=== Begin Enclosure ===
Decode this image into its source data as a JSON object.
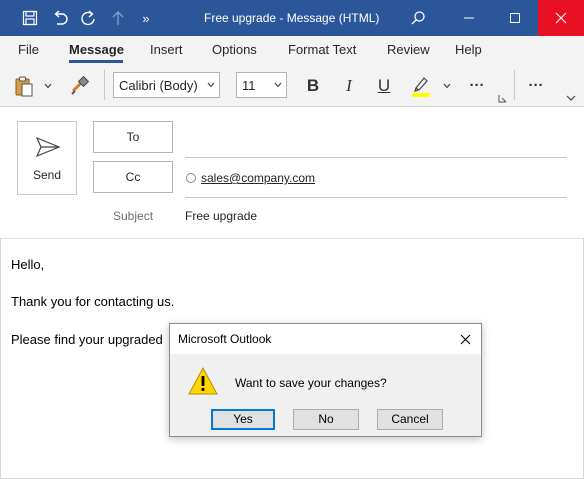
{
  "window": {
    "title": "Free upgrade  -  Message (HTML)",
    "icons": [
      "save-icon",
      "undo-icon",
      "redo-icon",
      "up-arrow-icon",
      "more-commands-icon",
      "search-icon",
      "minimize-icon",
      "maximize-icon",
      "close-icon"
    ],
    "accent_color": "#2b579a",
    "close_color": "#e81123"
  },
  "menu": {
    "items": [
      "File",
      "Message",
      "Insert",
      "Options",
      "Format Text",
      "Review",
      "Help"
    ],
    "active": "Message"
  },
  "ribbon": {
    "font_name": "Calibri (Body)",
    "font_size": "11",
    "bold": "B",
    "italic": "I",
    "underline": "U",
    "more": "···",
    "highlight_color": "#ffff00"
  },
  "compose": {
    "send_label": "Send",
    "to_label": "To",
    "cc_label": "Cc",
    "cc_recipient": "sales@company.com",
    "subject_label": "Subject",
    "subject_value": "Free upgrade"
  },
  "body": {
    "lines": [
      "Hello,",
      "Thank you for contacting us.",
      "Please find your upgraded"
    ]
  },
  "dialog": {
    "title": "Microsoft Outlook",
    "message": "Want to save your changes?",
    "icon": "warning-icon",
    "yes_label": "Yes",
    "no_label": "No",
    "cancel_label": "Cancel"
  }
}
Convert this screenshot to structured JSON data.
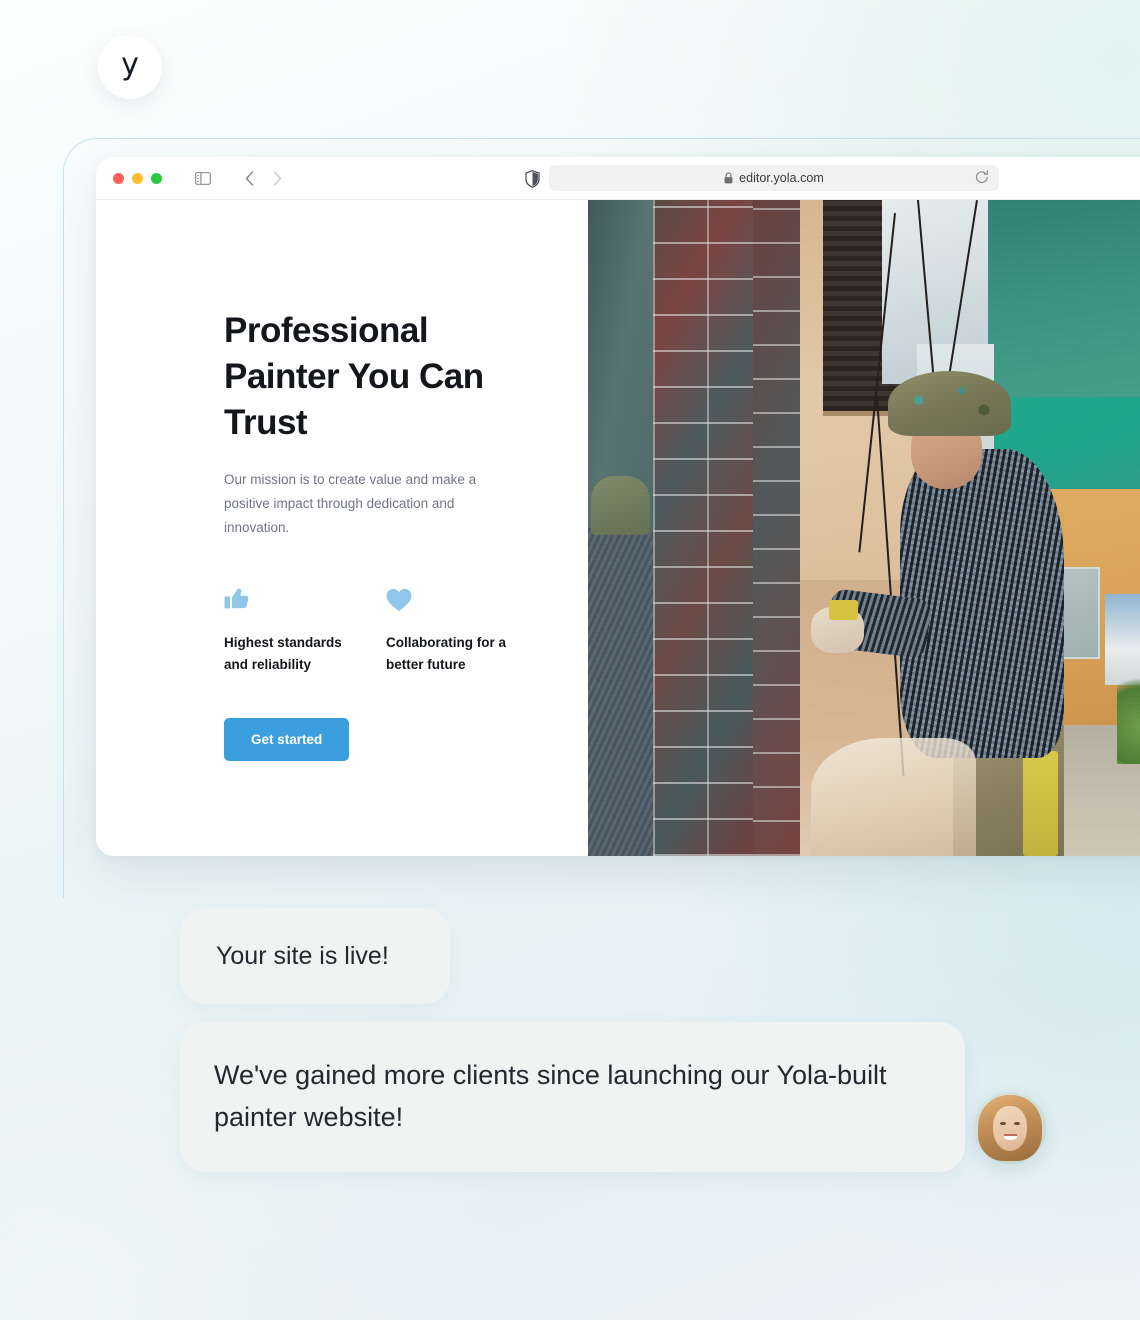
{
  "browser": {
    "window_controls": [
      "close",
      "minimize",
      "maximize"
    ],
    "sidebar_toggle_icon": "sidebar-toggle-icon",
    "back_icon": "chevron-left-icon",
    "forward_icon": "chevron-right-icon",
    "shield_icon": "shield-icon",
    "lock_icon": "lock-icon",
    "reload_icon": "reload-icon",
    "url": "editor.yola.com"
  },
  "site": {
    "hero": {
      "title": "Professional Painter You Can Trust",
      "subtitle": "Our mission is to create value and make a positive impact through dedication and innovation.",
      "cta_label": "Get started",
      "cta_color": "#3b9ede"
    },
    "features": [
      {
        "icon": "thumbs-up-icon",
        "label": "Highest standards and reliability",
        "icon_color": "#8fc6ea"
      },
      {
        "icon": "heart-icon",
        "label": "Collaborating for a better future",
        "icon_color": "#8fc6ea"
      }
    ],
    "photo_alt": "Painter in camouflage bucket hat painting an exterior wall in an alley"
  },
  "chat": {
    "brand_avatar_letter": "y",
    "messages": [
      {
        "text": "Your site is live!",
        "sender": "yola"
      },
      {
        "text": "We've gained more clients since launching our Yola-built painter website!",
        "sender": "customer"
      }
    ]
  }
}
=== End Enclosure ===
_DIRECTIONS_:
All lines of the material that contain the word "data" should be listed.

_THE COMPLETED TASK_:
Decode this image into its source data as a JSON object.
Convert this screenshot to structured JSON data.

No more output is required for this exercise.